Moremi Game Reserve, Botswana. The harem stallion nips at his mares. They trot off into the brush and settle back into grazing grass. Portly and compact as donkeys, their black and white stripes extend right up into their brush-cut manes, no two patterns alike. The sun glints on the swish of a mare's tail.
Is a zebra a white horse with black stripes or a black horse with white stripes?
In his book, Origin of Species, Darwin compiled examples of the occasional striping on all horses, arguing it as a trait from a distant common ancestor brought to full fruition in the zebra. He noted that sometimes zebras are born with white blotches or incomplete stripes, natural proof that a zebra is a black horse with white stripes. The white is lack of pigmentation on their black bodies.

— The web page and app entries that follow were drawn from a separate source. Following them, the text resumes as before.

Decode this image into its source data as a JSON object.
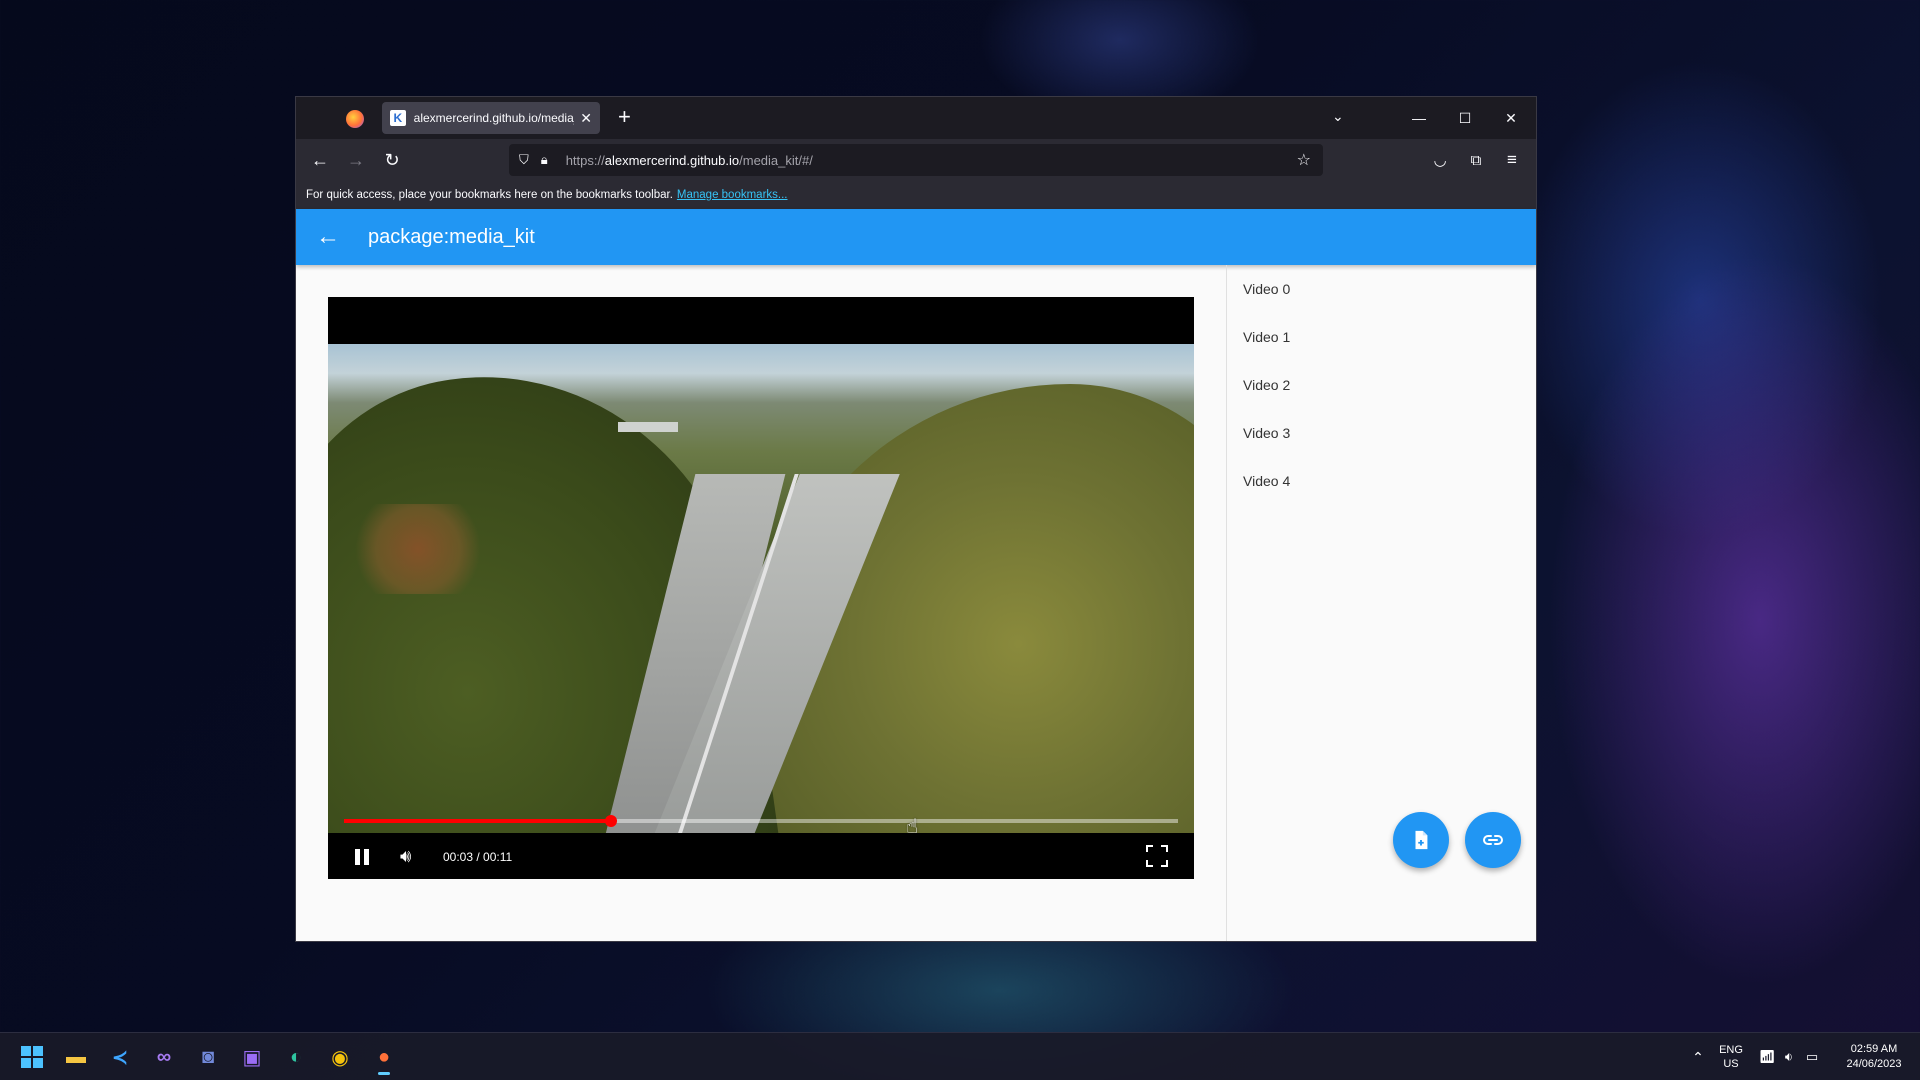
{
  "browser": {
    "tab": {
      "title": "alexmercerind.github.io/media_kit/#/"
    },
    "url": {
      "prefix": "https://",
      "host": "alexmercerind.github.io",
      "path": "/media_kit/#/"
    },
    "bookmarks_bar": {
      "message": "For quick access, place your bookmarks here on the bookmarks toolbar.",
      "link_label": "Manage bookmarks..."
    },
    "icons": {
      "firefox": "firefox-logo-icon",
      "tab_close": "close-icon",
      "new_tab": "plus-icon",
      "list_tabs": "chevron-down-icon",
      "back": "arrow-left-icon",
      "forward": "arrow-right-icon",
      "reload": "reload-icon",
      "shield": "shield-icon",
      "lock": "lock-icon",
      "bookmark": "star-icon",
      "pocket": "pocket-icon",
      "extensions": "puzzle-icon",
      "menu": "hamburger-menu-icon"
    }
  },
  "app": {
    "title": "package:media_kit",
    "accent_color": "#2196f3",
    "player": {
      "current_time": "00:03",
      "total_time": "00:11",
      "time_display": "00:03 / 00:11",
      "progress_fraction": 0.32,
      "progress_color": "#ff0000"
    },
    "videos": [
      "Video 0",
      "Video 1",
      "Video 2",
      "Video 3",
      "Video 4"
    ],
    "fab_icons": [
      "file-icon",
      "link-icon"
    ]
  },
  "taskbar": {
    "apps": [
      "start-icon",
      "file-explorer-icon",
      "vscode-icon",
      "visual-studio-icon",
      "discord-icon",
      "visual-studio-preview-icon",
      "edge-icon",
      "chrome-icon",
      "firefox-icon"
    ],
    "language": {
      "line1": "ENG",
      "line2": "US"
    },
    "clock": {
      "time": "02:59 AM",
      "date": "24/06/2023"
    }
  }
}
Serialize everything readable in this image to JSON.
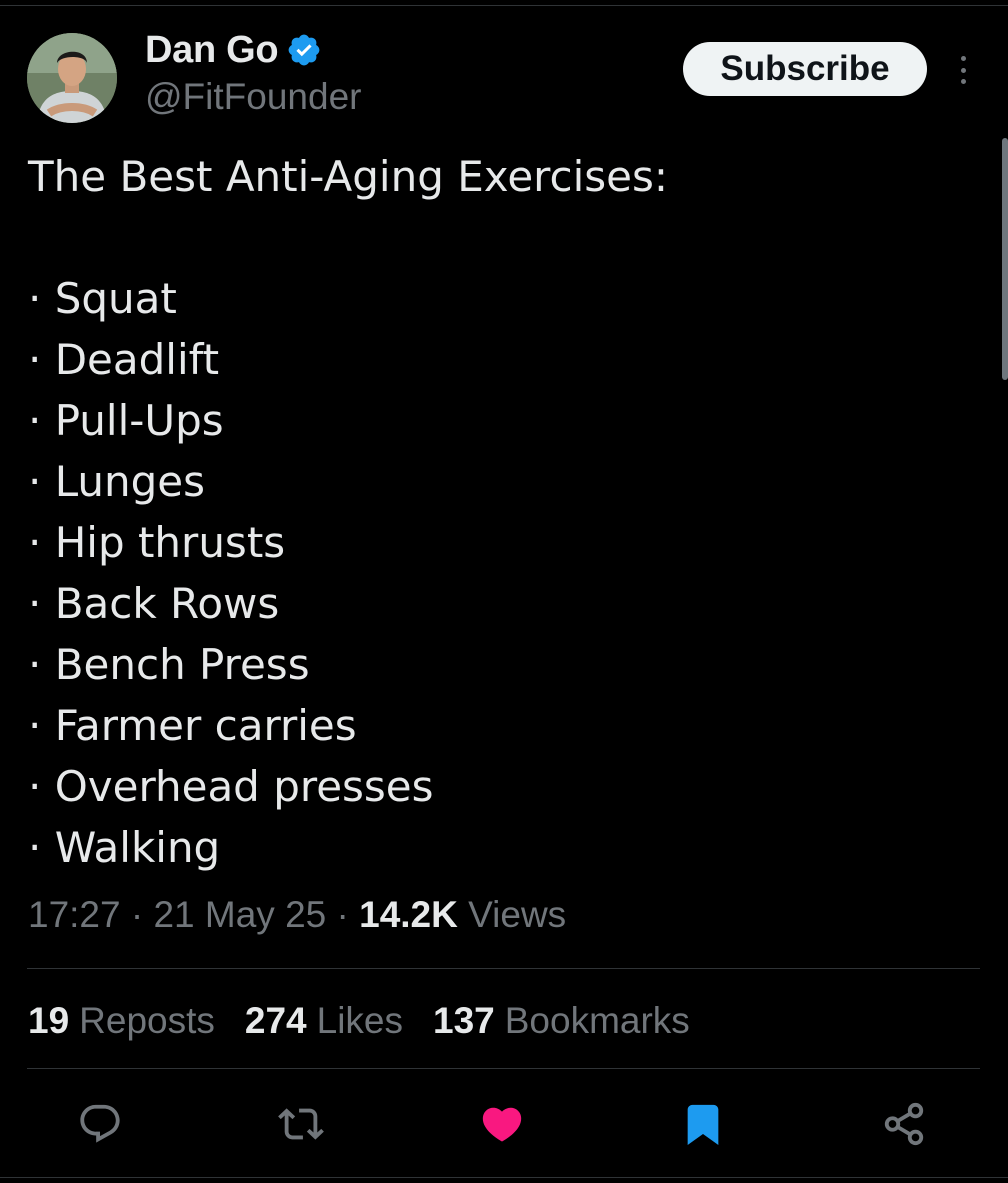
{
  "author": {
    "name": "Dan Go",
    "handle": "@FitFounder",
    "verified": true,
    "verified_color": "#1d9bf0"
  },
  "subscribe_label": "Subscribe",
  "tweet": {
    "title": "The Best Anti-Aging Exercises:",
    "items": [
      "· Squat",
      "· Deadlift",
      "· Pull-Ups",
      "· Lunges",
      "· Hip thrusts",
      "· Back Rows",
      "· Bench Press",
      "· Farmer carries",
      "· Overhead presses",
      "· Walking"
    ]
  },
  "meta": {
    "time": "17:27 · 21 May 25 · ",
    "views_count": "14.2K",
    "views_label": " Views"
  },
  "stats": {
    "reposts_count": "19",
    "reposts_label": "Reposts",
    "likes_count": "274",
    "likes_label": "Likes",
    "bookmarks_count": "137",
    "bookmarks_label": "Bookmarks"
  },
  "actions": [
    {
      "icon": "reply-icon",
      "active": false
    },
    {
      "icon": "repost-icon",
      "active": false
    },
    {
      "icon": "like-icon",
      "active": true,
      "color": "#f91880"
    },
    {
      "icon": "bookmark-icon",
      "active": true,
      "color": "#1d9bf0"
    },
    {
      "icon": "share-icon",
      "active": false
    }
  ],
  "colors": {
    "background": "#000000",
    "text": "#e7e9ea",
    "secondary_text": "#71767b",
    "divider": "#2f3336",
    "like": "#f91880",
    "bookmark": "#1d9bf0"
  }
}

Zebras are often described as animals with their own bar codes. So here’s the question that pops into my mind as I watch the zebras: do zebra foals imprint on the black stripes of their mothers or on the white stripes? The accepted belief puts money on the black pattern. But isn’t that the human response? Not one of us knows what a zebra knows.